We see in Genesis 24:34-50 that the actual negotiations that lead to Rebekah becoming the wife of Isaac were carried out by her brother Laban and her father Bethuel. Rebekah had no direct role in the process, although she was consulted before she departed from her family home to create a new one with Isaac (24:57-59). Laban, no doubt wanted the servant negotiating for Isaac's family to stay a little while longer in order that Laban might possibly get more gifts from him in the bargaining for his sister. However, Rebekah was willing to leave with the servant without any further delay or expense. This showed that Rebekah had switched loyalties and was now more concerned with the wealth of her new household.
II. Old Testament Marriage in the Time of Malachi
By the time we get to the last book in the Old Testament, Malachi, marriage is seen as a holy covenant before God (Malachi 2:14). God's people in this time signed a written agreement at the time of marriage to seal the covenant. The marriage ceremony was seen as a public demonstration of the couple's commitment to the covenant relationship. The ceremony itself wasn't the important thing. It was the public commitment before God and men.
III. The Traditional Jewish Wedding
The traditional Jewish wedding ceremony included the ketubah, or contract. This was read in the original Aramaic language. In this contract, the husband accepted certain responsibilities such as provisions for food, shelter and clothing for his wife. He also promised to care for her emotional needs. The ketubah was extremely important to the wedding. In fact the ceremony was not considered complete until the contract was signed by the groom and presented to his bride. So the wedding was more than a physical and emotional union. It was a moral and legal commitment as well.

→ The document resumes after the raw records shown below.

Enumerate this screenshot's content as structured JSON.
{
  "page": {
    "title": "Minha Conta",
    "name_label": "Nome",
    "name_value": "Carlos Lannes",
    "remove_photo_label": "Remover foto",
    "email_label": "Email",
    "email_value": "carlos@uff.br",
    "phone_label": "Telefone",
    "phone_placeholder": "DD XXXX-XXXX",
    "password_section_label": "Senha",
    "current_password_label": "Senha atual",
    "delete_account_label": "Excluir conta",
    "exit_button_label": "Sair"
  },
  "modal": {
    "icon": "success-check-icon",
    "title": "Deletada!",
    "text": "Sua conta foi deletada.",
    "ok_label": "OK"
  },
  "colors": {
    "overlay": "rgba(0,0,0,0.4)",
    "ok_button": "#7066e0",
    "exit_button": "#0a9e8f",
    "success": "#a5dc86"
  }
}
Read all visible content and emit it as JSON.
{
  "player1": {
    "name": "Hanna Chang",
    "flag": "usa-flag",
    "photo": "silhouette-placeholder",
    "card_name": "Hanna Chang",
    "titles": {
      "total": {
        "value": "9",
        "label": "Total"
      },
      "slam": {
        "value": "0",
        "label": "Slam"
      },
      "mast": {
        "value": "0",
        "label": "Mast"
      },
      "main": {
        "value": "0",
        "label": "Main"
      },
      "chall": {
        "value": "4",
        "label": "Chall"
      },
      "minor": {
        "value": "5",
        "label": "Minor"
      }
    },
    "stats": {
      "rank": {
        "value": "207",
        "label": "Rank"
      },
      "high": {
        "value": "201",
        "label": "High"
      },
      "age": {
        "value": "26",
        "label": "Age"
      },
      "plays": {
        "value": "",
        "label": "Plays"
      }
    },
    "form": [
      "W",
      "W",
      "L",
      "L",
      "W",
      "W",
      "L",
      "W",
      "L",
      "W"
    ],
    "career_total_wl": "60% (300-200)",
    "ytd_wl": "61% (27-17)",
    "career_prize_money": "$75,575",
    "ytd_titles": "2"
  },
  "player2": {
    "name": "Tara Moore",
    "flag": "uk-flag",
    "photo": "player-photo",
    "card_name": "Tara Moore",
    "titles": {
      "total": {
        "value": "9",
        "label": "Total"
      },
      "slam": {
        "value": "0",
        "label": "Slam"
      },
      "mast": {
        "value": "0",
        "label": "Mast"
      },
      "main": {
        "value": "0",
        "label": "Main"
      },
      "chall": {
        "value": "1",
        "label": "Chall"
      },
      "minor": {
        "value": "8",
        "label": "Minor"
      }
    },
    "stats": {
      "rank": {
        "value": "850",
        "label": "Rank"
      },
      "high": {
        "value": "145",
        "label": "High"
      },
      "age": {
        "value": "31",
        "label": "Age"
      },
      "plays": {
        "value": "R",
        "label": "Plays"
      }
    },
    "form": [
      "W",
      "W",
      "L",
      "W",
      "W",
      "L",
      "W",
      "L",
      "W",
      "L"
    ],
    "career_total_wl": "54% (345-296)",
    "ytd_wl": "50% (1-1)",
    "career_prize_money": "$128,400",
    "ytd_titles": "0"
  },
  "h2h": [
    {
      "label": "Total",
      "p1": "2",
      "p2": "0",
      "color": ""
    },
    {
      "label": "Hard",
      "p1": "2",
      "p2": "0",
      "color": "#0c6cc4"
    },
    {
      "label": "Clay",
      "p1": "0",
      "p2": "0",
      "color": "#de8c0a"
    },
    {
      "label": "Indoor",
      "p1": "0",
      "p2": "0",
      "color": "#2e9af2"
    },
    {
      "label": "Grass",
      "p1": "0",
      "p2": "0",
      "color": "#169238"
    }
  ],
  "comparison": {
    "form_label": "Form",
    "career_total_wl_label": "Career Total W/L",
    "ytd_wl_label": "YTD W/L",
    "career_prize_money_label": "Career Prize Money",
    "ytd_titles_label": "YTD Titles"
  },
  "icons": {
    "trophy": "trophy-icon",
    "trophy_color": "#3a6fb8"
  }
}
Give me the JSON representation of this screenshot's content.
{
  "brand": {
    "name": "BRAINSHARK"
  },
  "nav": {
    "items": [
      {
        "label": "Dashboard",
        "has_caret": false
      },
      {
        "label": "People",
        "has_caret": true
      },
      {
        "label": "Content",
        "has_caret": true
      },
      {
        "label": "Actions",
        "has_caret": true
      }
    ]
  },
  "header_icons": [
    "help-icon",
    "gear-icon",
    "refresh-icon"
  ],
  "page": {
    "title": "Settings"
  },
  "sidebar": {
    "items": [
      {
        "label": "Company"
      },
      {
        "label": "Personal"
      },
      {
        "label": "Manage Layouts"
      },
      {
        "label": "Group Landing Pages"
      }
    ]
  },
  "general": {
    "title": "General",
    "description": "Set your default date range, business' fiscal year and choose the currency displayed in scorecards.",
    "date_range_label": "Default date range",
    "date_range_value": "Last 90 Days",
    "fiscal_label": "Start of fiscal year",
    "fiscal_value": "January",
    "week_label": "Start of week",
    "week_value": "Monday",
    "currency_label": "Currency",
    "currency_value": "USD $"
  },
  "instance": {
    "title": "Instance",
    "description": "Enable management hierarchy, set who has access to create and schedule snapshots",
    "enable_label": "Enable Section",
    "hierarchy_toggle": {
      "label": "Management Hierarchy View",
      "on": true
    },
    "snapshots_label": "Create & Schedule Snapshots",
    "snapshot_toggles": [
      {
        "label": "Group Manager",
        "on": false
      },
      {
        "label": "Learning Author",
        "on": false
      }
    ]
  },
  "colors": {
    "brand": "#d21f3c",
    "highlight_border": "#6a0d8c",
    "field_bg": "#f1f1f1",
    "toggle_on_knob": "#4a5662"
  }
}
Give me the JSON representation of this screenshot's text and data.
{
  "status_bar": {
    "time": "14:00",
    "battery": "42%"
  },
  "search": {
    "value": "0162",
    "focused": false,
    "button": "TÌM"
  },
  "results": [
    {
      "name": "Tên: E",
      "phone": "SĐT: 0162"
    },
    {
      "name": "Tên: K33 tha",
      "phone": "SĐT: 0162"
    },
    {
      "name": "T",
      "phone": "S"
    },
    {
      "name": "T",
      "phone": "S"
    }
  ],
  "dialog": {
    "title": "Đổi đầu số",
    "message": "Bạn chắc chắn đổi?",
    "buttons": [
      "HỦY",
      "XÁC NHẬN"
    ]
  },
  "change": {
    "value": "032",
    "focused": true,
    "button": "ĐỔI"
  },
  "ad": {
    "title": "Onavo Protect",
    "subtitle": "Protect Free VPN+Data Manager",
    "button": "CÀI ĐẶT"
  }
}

The ketubah had to be signed by two witnesses as well as the husband. It was considered a legally binding agreement. Further, Jewish couples were forbidden to live together without this covenant arrangement. This was so important for the Jews because the marriage ceremony was seen as being symbolic of the relationship between God and His people Israel.
With this article we are getting closer to defining what constitutes marriage in God's eyes. We need to make our biblical picture complete by next looking at the New Testament perspective on marriage. But from our look at the Old Testament, it is clear that it isn't something to be taken lightly. I hope that these articles will help Christians who are married to recommit themselves to be good husbands or wives who are faithful to their spouses, and will see their relationship as a commitment to God as well as to each other. May God give us the strength to remain faithful to our convenants.